WSP is offering $1.78 a share for Opus, which closed at 99 cents on the NZX on Friday. ACC currently owns 8.55 million shares while the portfolio managers have holdings ranging from 28,930 to 70,000 shares, meaning the takeover would generate proceeds of $15.2 million for the corporation and between $51,495 and $124,600 for its managers.
The offer also allows Opus to declare a fully imputed dividend of 7 cents a share, taking the total on offer to shareholders to $1.85 per share.
Opus shares soared 72 percent to $1.70 on the NZX today. Malaysian Stock Exchange-listed UEM Edgenta Bhd, which owns 61.2 percent of the company, has entered a lock-up agreement to sell into the offer, subject to shareholder approval. UEM's 69 percent owner, UEM Group Bhd, has already given an irrevocable undertaking to vote in favour of the offer, WSP said in a statement.

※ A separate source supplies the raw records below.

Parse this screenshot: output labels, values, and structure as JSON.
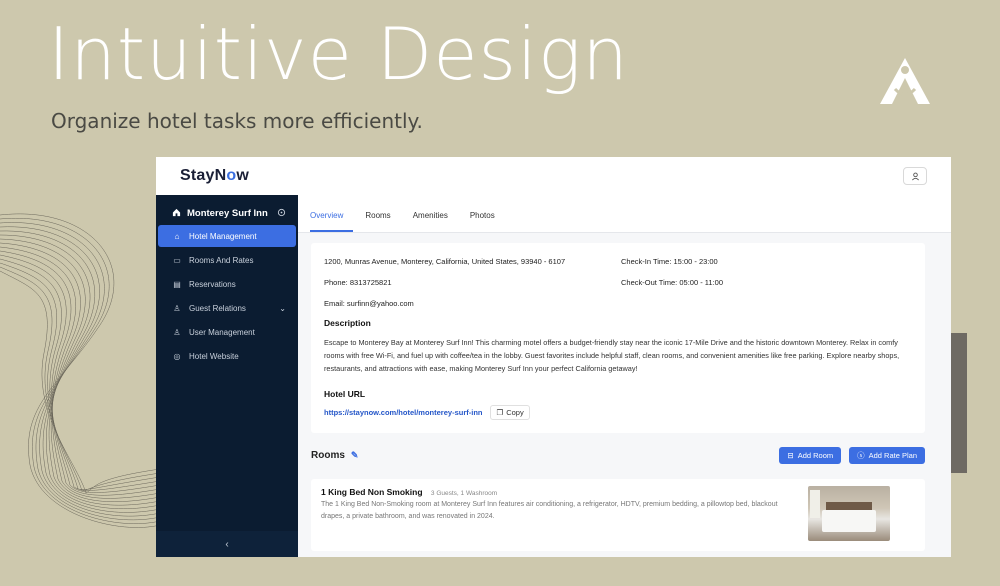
{
  "hero": {
    "title": "Intuitive Design",
    "subtitle": "Organize hotel tasks more efficiently."
  },
  "app": {
    "logo": "StayNow",
    "user_icon": "user-icon"
  },
  "sidebar": {
    "hotel_name": "Monterey Surf Inn",
    "items": [
      {
        "label": "Hotel Management",
        "icon": "home-icon",
        "active": true
      },
      {
        "label": "Rooms And Rates",
        "icon": "bed-icon"
      },
      {
        "label": "Reservations",
        "icon": "calendar-icon"
      },
      {
        "label": "Guest Relations",
        "icon": "person-icon",
        "has_chevron": true
      },
      {
        "label": "User Management",
        "icon": "person-icon"
      },
      {
        "label": "Hotel Website",
        "icon": "globe-icon"
      }
    ],
    "collapse": "‹"
  },
  "tabs": [
    {
      "label": "Overview",
      "active": true
    },
    {
      "label": "Rooms"
    },
    {
      "label": "Amenities"
    },
    {
      "label": "Photos"
    }
  ],
  "overview": {
    "address": "1200, Munras Avenue, Monterey, California, United States, 93940 - 6107",
    "check_in": "Check-In Time:   15:00 - 23:00",
    "phone": "Phone:  8313725821",
    "check_out": "Check-Out Time:  05:00 - 11:00",
    "email": "Email:  surfinn@yahoo.com",
    "description_title": "Description",
    "description": "Escape to Monterey Bay at Monterey Surf Inn! This charming motel offers a budget-friendly stay near the iconic 17-Mile Drive and the historic downtown Monterey. Relax in comfy rooms with free Wi-Fi, and fuel up with coffee/tea in the lobby. Guest favorites include helpful staff, clean rooms, and convenient amenities like free parking. Explore nearby shops, restaurants, and attractions with ease, making Monterey Surf Inn your perfect California getaway!",
    "url_title": "Hotel URL",
    "url": "https://staynow.com/hotel/monterey-surf-inn",
    "copy_label": "Copy"
  },
  "rooms": {
    "title": "Rooms",
    "add_room": "Add Room",
    "add_rate_plan": "Add Rate Plan",
    "list": [
      {
        "name": "1 King Bed Non Smoking",
        "meta": "3 Guests, 1 Washroom",
        "description": "The 1 King Bed Non-Smoking room at Monterey Surf Inn features air conditioning, a refrigerator, HDTV, premium bedding, a pillowtop bed, blackout drapes, a private bathroom, and was renovated in 2024."
      }
    ]
  },
  "colors": {
    "background": "#cdc8ad",
    "sidebar": "#0b1c31",
    "accent": "#3c6ee2"
  }
}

The offer is subject to due diligence of non-public information, which Opus says it will provide. The company advised shareholders to take no action pending deliberations by a sub-committee of independent directors, who will appoint an independent adviser to assess the merits of the proposal.
Opus is scheduled to release its first-half results tomorrow. The Wellington-based company reported a loss of $29.9 million, or 20 cents per share, in calendar 2016, compared to a profit of $16.7 million, or 11 cents, a year earlier.
WSP chief executive Alexandre L'Heureux said Opus will be able to "greatly leverage WSP's customer base and strong international brand equity to significantly bolster its positioning and growth outside of New Zealand." At the same time, it would give WSP an opportunity to improve its presence and expertise in the Australia and New Zealand markets, particularly New Zealand, where Opus "has a leadership presence".
The takeover documents say Opus shares "have performed significantly worse than the NZX 50 Index" over the past two years, with its performance negatively impacted by offshore challenges." It cited Opus's 2016 earnings, which showed an earnings before interest and tax loss in Australia, Canada and the US and a drop in ebit in the UK.
Opus said at the time that its Australian and Canadian units were hit hard by the collapse in oil prices. The company restructured its business last year along sector lines of buildings, water and transportation instead of country-based divisions, which it said was "essential to ensure a viable future for the business."